United NationsDepartment of Economic and Social Affairs Sustainable Development

African Group

Mr. Chairman,
I have the honour to deliver this statement on behalf of the
African Group. First of all let me express the Group?s
appreciation to the distinguished panelists for their
insightful presentations.
The Group associates itself with the Statement delivered by
the delegation of Algeria on behalf of G77 and China,
Mr. Chairman,
It can be said that the fight against poverty will be won or
lost in cities areas, and that the achievement of the
internationally agreed development goals, including the
Millennium Development Goals related to sanitation and
public health, will remain elusive without a particular focus
on effective waste management system.

Environmental degradation impacts the poor most severely
in Africa. As a result of the lack of fair access to public
health and sanitary services in the city, the urban poor are
subject to extremely unhygienic conditions in their
settlements and periodic outbreaks of water and air borne
epidemics. These facts underscore the urgent need to
address waste management in an integrated manner.
Mr. Chairman,
The Group is of the view that in our discussions on waste
management, we must also bear in mind the other themes
of the current review cycle, as they are all interrelated. In
most of the poorest countries in Africa the rapid rate of
uncontrolled and unplanned urbanization has been attended
with environmental degradation. Indeed, one of the most
pressing concerns of urbanization in Africa has been the
problem of solid-, liquid-, and toxic-waste management.
The monster of waste management has aborted most efforts
made by local governments and municipalities thus
highlighting the challenge over the inability of
infrastructure and land use planning methods to cope with
urban growth, (the highest in the world) at 3.5 per cent
annually.

Mr. Chairman,
A large number of African countries have implemented
wide-ranging policies and programmes to create effective
waste management strategies, including under the Action
Plan of the NEPAD Environmental Initiative. However,
decades of persistent efforts have not altered the stark
reality of the inefficacy of waste management systems and
urban poverty in the continent. This is primarily due to
implementation deficits.
Major constraints in this regard include:
? persistent lack of awareness and appreciation of best
practices, including the economic, environmental and
social benefits, for environmentally-sound
management of wastes;
? lack of infrastructure in creating sufficient capacity
for environmentally sound management recovery and
recycling of various waste streams across Africa;
? lack of adequate access to finance and technical knowhow.
? Progress towards its realization is constrained by
access to finance, data and technical capacity.
The Group is of the view that strategies for waste
management and urban poverty reduction must go beyond
an effective waste management system to encapsulate
income-generating activities.
We therefore call on the international community to
support the efforts of African countries to create sufficient
capacity for sound management of waste and the
implementation of activities for appropriate recovery and
recycling of various waste streams across Africa. Similarly,
we urge enhanced cooperation to foster an integrated solid
waste management approach with a specific focus on
financing 3Rs (reduce, reuse, recycle) as well as the
transfer of appropriate technology in support of the
municipalities of African countries.
The African group also believes that to achieve the goal of
sustainable waste management, a paradigm shift with
emphasis on behavioural change among communities and
the society at large, is needed. This therefore calls for
introspection and wider dissemination of best practices in
environmentally-sound management of wastes.
As we renew the call for increased investment in effective
waste management, we recognize that the involvement of
the private sector in partnership with local communities in
solid waste management activities is crucial. This has the
added benefit of providing employment and job
opportunities for a substantial number of jobless city
residents.

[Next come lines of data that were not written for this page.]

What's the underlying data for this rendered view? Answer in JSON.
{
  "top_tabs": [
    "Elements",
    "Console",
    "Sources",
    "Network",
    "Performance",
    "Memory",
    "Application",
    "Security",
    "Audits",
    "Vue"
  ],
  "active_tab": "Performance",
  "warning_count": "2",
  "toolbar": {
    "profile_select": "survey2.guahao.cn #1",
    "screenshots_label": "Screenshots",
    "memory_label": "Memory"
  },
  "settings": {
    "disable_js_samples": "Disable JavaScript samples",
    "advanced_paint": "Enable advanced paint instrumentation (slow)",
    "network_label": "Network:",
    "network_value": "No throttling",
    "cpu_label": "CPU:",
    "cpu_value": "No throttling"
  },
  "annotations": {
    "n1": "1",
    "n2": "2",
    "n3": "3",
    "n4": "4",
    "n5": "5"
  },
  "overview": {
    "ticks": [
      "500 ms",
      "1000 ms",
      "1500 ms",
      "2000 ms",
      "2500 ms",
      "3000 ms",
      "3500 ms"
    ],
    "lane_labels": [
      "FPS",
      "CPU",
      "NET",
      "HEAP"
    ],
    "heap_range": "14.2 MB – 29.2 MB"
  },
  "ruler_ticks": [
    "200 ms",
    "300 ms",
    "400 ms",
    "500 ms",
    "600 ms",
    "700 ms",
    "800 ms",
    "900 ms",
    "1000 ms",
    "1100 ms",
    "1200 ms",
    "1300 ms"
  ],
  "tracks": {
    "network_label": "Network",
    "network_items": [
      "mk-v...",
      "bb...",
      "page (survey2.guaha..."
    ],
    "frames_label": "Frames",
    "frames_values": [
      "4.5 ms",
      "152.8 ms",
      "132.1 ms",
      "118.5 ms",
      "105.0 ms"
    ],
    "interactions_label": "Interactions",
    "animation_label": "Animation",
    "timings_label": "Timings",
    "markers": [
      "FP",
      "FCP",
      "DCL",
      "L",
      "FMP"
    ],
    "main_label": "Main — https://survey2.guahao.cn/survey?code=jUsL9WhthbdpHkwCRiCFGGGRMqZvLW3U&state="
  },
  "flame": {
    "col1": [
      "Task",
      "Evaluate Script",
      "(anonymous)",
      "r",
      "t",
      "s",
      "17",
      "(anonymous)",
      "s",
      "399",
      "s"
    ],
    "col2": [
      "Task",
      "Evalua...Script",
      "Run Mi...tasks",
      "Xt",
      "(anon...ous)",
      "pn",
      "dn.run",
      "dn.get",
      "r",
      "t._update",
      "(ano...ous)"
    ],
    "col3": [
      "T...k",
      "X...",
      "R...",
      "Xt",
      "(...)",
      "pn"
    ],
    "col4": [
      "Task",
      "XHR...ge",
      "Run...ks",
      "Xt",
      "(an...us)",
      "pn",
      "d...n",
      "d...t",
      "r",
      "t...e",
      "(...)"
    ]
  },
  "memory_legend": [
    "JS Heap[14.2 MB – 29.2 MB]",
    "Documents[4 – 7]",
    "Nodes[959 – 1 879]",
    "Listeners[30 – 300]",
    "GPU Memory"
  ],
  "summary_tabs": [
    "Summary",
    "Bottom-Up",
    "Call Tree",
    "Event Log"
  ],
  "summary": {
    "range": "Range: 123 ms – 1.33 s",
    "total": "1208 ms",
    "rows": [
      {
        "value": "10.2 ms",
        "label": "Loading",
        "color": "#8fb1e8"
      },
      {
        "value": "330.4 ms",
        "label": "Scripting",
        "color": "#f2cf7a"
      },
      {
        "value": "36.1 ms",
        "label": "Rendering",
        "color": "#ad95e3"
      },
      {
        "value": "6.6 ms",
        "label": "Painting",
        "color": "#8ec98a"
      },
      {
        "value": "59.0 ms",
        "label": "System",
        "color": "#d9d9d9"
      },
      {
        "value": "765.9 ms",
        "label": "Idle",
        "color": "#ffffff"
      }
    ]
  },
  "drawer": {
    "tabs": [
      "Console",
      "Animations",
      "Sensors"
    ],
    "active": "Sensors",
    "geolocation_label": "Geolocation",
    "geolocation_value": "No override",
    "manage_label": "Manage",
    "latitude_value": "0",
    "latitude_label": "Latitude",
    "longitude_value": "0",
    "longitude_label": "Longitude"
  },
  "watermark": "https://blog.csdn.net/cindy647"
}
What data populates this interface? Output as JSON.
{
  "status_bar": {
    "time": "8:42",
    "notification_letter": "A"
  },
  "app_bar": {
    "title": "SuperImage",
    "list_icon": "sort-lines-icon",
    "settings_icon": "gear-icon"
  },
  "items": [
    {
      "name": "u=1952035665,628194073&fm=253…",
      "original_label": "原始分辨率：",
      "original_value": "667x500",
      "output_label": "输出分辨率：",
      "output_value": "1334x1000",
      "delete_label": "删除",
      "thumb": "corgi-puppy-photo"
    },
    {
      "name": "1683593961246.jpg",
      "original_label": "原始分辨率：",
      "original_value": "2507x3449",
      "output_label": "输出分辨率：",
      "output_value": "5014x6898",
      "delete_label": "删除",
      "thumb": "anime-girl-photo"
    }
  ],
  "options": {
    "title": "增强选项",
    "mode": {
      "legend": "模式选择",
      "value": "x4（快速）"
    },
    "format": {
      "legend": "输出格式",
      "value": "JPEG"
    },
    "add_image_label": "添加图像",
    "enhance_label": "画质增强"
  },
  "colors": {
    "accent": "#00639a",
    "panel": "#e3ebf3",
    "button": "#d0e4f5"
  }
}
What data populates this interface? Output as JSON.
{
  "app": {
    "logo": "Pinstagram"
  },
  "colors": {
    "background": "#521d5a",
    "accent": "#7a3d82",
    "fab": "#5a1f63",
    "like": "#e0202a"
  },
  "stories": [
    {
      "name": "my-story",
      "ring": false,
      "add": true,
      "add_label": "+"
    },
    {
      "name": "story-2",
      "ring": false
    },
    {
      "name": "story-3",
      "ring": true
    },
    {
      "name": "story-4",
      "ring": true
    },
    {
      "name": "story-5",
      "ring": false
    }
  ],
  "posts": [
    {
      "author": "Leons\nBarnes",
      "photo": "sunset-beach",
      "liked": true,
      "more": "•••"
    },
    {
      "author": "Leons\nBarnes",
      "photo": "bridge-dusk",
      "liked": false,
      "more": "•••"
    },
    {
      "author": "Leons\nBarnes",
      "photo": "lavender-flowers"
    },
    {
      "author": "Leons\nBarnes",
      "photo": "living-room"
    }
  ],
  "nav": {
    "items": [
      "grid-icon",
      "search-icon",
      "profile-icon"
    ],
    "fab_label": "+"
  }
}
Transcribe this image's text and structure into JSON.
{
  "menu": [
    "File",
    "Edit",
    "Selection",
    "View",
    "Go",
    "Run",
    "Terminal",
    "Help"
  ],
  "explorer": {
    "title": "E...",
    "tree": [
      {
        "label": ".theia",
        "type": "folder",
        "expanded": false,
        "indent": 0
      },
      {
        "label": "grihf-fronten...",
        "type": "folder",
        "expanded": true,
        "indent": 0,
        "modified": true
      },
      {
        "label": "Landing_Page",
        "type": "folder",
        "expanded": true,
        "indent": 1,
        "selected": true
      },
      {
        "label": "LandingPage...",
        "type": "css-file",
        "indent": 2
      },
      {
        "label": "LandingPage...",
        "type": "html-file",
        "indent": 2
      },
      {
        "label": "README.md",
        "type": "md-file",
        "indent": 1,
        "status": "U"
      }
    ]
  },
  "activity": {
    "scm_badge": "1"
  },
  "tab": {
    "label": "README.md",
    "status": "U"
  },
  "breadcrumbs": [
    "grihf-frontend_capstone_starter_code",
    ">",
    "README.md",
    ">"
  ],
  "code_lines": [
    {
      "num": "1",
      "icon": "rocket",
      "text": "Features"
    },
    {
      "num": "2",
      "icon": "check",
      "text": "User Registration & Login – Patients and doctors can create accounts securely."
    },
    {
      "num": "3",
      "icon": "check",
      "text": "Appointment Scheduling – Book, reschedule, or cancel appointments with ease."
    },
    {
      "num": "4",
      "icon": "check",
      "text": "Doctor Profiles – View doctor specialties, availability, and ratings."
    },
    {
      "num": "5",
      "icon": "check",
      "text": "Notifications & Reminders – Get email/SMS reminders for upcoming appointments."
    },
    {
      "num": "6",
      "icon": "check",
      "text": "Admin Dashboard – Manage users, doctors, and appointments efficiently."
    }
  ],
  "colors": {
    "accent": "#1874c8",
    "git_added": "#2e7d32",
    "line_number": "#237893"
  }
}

Mr. Chairman,
My group is deeply concerned about the dumping of
potentially toxic electronic waste on the continent. This
growing trade in hazardous waste in Africa is a result of
electronic companies' failing to take responsibility for
recycling their products thus undermining efforts to
prevent the harmful effects of technology on human health
and the environment.
The group therefore urges the international community to
implement the relevant existing international agreements on
waste management (particularly the Bamako, Basel and
Cotonou Conventions) and to provide assistance to African
countries to strengthen their national, human and
institutional capacities for implementation and enforcement
(especially for control against imports and exports of
wastes and waste containing products).
We also call on the international community to conclude, as
a matter of urgency, the negotiations and ratification of a
protocol on liability and compensation for damages under
the Basel Convention.
Thank you Mr. Chairman.